It is evident, however, that even if Manu had used gana in 1.118 in the sense as understood by Medhatithi, there was hardly any difference between gana and sreni, and that the terms indicated unions or guilds of craftsmen or merchants.
The words sreni and nigama have been used in the epics, like gana and sreni of Manu, in a broad sense. The head of each sreni was called a sreni-mukhya, and apparently they enjoyed some status. It is, however, likely that due to the policy advocated by the Mbh (12.138.63) as explained above, a division was deliberately created among various unions or guilds, and different guilds were given different names as mentioned by Yajnavalkya, Katyayana and others.
Thus instead of several srenis, there arose, pugas, vratas, ganas, etc. which would have had the effect of destroying the cohesion of the sreni-mukhyas, and thereby lower their status and weaken them.
The Mbh (12.37.14), however, declares- ‘There can be no penance for one who has given up the, duty of his caste, sreni, locality, and family’. The dharma of jati etc. here has a wide connotation. Manu says (8.41)- ‘The king should establish law [dharma] after ascertaining the customs [dharma] of caste, janapada (country), sreni and kula [family], Adhivasa of Mbh (12.37.14) which we have rendered as ‘locality’ seems to stand for janapada of Manu. Gautama (11.21) says- ‘Cultivators, traders, herdsmen, money-lenders and artisans have authority to lay down regulations for their respective classes’.
Yajnavalkya (1.30) and Narada (1.7) state that law-suits may be decided by village-councils (kulani) guilds (sreni), assemblies (puga in Yajnavalkya and gana in Narada), the judges appointed by the king and by the king himself, in succeeding scale of superiority.
According to Brhaspati, ‘the heads of kula (families), sreni (guilds), ganas and the inhabitants of towns (pura) and forts (durga) may pronounce the two punishments of reprimand and condemnation against wrong-doers and may also excommunicate them, and the punishment and favours declared by them according to rules should be approved by the king, since such power is regarded by the sages as delegated, to them’.
Elsewhere Brhaspati states ‘that the kulas, srenis and ganas that are well-known to the king may decide the disputes of litigants except those that fall under sahasa (crime involving force) and that it was only the king who could carry out the order for fines or corporal punishments, i.e. the arbitration courts could only decide disputes not involving sahasa and they had no power to execute their decrees about fines and corporal punishments, but that their decisions had to be filed with the king, who, if he did not disapprove of them, put them into execution’.

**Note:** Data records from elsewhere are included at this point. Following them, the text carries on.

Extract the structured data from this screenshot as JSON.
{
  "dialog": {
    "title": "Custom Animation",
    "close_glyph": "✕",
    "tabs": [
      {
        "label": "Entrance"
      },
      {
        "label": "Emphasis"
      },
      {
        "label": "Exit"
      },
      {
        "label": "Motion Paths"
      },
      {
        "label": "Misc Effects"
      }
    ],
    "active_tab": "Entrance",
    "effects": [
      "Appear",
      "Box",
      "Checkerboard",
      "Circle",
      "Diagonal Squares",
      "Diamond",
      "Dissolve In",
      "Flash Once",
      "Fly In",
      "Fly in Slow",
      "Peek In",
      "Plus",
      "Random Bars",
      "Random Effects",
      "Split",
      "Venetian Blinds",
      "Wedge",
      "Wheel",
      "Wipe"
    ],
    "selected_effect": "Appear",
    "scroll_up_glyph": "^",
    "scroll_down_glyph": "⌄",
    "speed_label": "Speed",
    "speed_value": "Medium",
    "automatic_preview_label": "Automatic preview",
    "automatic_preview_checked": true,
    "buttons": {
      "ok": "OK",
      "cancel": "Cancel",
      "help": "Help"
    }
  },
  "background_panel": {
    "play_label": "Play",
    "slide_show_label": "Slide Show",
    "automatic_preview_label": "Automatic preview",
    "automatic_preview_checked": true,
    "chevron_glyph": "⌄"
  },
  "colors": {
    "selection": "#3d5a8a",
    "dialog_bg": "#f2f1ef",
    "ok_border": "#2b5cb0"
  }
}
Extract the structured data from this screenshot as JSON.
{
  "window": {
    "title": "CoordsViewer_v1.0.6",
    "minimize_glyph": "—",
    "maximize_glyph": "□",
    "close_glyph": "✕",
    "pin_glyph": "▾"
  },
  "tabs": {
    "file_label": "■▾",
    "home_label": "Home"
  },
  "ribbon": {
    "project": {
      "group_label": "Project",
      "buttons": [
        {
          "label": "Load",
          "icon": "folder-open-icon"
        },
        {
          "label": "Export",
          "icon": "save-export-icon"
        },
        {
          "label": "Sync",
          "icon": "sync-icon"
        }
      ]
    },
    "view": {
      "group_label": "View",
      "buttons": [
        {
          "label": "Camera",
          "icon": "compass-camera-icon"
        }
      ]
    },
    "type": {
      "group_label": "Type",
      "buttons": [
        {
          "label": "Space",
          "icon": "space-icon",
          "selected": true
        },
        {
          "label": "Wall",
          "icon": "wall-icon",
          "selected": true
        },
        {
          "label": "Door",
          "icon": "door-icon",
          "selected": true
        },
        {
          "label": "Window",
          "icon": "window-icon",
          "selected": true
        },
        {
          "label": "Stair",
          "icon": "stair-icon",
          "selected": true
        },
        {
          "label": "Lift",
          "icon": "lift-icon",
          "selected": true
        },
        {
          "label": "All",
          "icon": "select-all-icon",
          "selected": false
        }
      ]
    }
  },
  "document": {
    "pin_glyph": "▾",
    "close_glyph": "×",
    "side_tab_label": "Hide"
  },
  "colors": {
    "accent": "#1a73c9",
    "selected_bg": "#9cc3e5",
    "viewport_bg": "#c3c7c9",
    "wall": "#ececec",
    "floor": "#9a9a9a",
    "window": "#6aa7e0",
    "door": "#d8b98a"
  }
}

Brhaspati further states that ‘in disputes among husbandmen, craftsmen (carpenters and the like), artisans (like painters), money- tenders, guilds, dancers, sectarians (like Pasupatas) and criminal tribes the decision should be made with the help of those who understand that conventions made by them and their usages’.
Whether these regulations had the force of law in the epic age may be questioned. But the statement in the Mbh (12.37.14) illustrates the rigour of sreni-dharma of that age, which taken together with Gautama (11.21) and Manu (8.41) positively indicate the mandatory nature of the customs obtaining in a guild. The traditions established in the epic age shall have been accepted as customary law by later Dharmasastra writers.